By the end of this year the naval balance of power in the South China Sea will begin to alter when Vietnam takes delivery of its first Kilo-class fast attack submarines. Vietnam’s submarines are designed for general reconnaissance and patrol, anti-submarine and anti-ship missions. The remaining four submarines are expected to be delivered by 2016.
Vietnam placed an order for six Project 636 Kilo-class conventional diesel-powered submarines in December 2009. The Kilo-class submarine has a displacement of 3,000-3,950 tons. It has a range of 9,600 km for 45 days; it can dive to a maximum depth of 300 meters. The Kilo-class submarine carries a crew of 52. Vietnam’s submarines are expected to be armed with 533M heavy torpedoes and 3M54 Klub-S anti-ship missiles with a 300 km range.
Construction of the first submarine, HQ Ha Noi, began in August 2010 at the Admiralty Shipyard in St. Petersburg. HQ Ha Noi was launched a year later and began sea trials in December 2012. Its crew began training in January this year. Construction on the second submarine, HQ Ho Chi Minh, began in September 2011. It was launched in December 2012, outfitted in January and completed sea trials in late April. Its crew commenced training in July. Vietnam’s third submarine, HQ Hai Phong, is scheduled to be launched at the end of this year. The hull for Vietnam’s sixth submarine was laid at the Admiralty Shipyard in February.
In May 2012, Vietnam and Russia raised their long-standing strategic partnership to a comprehensive strategic partnership. Russian sales of military equipment, technology and military training are the centerpiece of this relationship. Under a Memorandum of Understanding (MOU) on Naval Cooperation, the two parties established a joint working group to work out the modalities of naval cooperation in 2013. Russia and Vietnam have also signed a protocol on cooperation in military technology until 2020.

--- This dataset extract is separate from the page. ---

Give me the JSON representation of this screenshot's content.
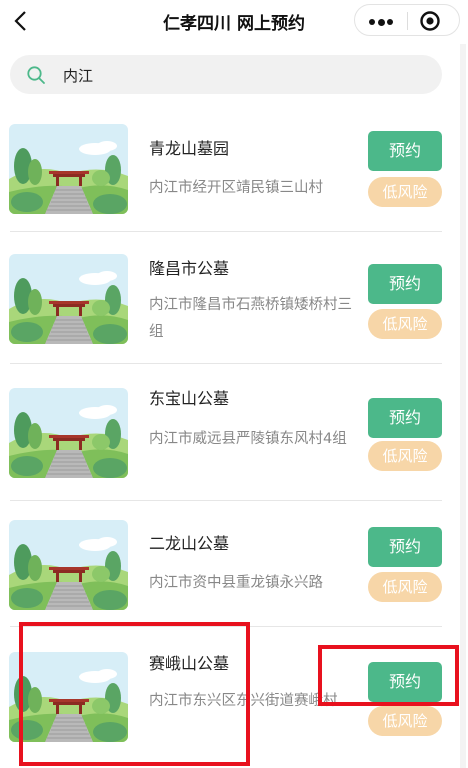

This year Russian and Vietnam exchanged visits by their respective defense ministers and reached new agreements on arms sales, the transfer of military technology and long-term service arrangements. In February, for example, Vietnam and Russia signed a contract for the sale of two additional Gepard-class frigates. In 2011, Vietnam took delivery of two Gepard-class frigates. The new frigates will be fitted with an advanced propulsion system and will be equipped for anti-submarine warfare.
Russia’s Defense Minister General Sergei Shoigo made a working visit to Hanoi in March at the invitation of his counterpart General Phung Quang Thanh. At a joint press conference they announced agreement on continuing high-level visits, cooperation in military technology, professional military training, an annual defense dialogue at the deputy minister level and further arms sales. Russia grants over one hundred military scholarships annually; under this agreement Russia agreed to increase the number of scholarships and expand the fields of training for Vietnamese personnel. The two defense ministers also agreed to cooperate within the framework of the ASEAN Defense Ministers’ Meeting Plus.
General Shoigo visited Cam Ranh Bay where Russian military engineers were constructing logistics and maintenance facilities to house Vietnam’s Kilo-class submarines. General Shoigo pressed Vietnam to construct a five-star resort at Cam Ranh for Russian military personnel, particularly the crews of Russian naval ships returning after anti-piracy duties off the Horn of Africa. General Shoigo also called on Vietnam to simplify procedures for Russian naval ships using the service facilities at Cam Ranh.
Vietnam’s Minister of National Defense, General Thanh, paid a return visit to Russia in August. The two defense ministers reached agreement on a five-year MOU covering exchanges of military delegations at all levels, annual dialogue on defense policy and strategy, military technology cooperation, professional training for Vietnamese officers and other ranks, and future arms sales (quality, price and service). Under the MOU, Russia will upgrade, digitize, and assist in maintaining weapons and weapon systems sold to Vietnam.
The two ministers also discussed establishing a joint venture to maintain, overhaul and repair Soviet-era and Russian military equipment and munitions acquired by Vietnam. General Shoigo once again raised the issue of streamlining administrative procedures for Russian naval ships to visit Cam Ranh Bay for repair and maintenance and for crew rest and relaxation.
Ten days after General Thanh’s visit it was announced that Vietnam had signed a contract for the purchase of an additional twelve Sukhoi Su-30MK2 multirole jet aircraft armed with anti-ship missiles in a deal valued at US$450 million. The planes are to be delivered in three batches of four planes between 2014-2015. Vietnam has previously purchased 20 of the aircraft from Russia.
Vietnam’s new submarine force, combined with additional Su-30s, will increase its ability to project power into its maritime zones in the South China Sea and provide an enhanced anti-access area denial capability.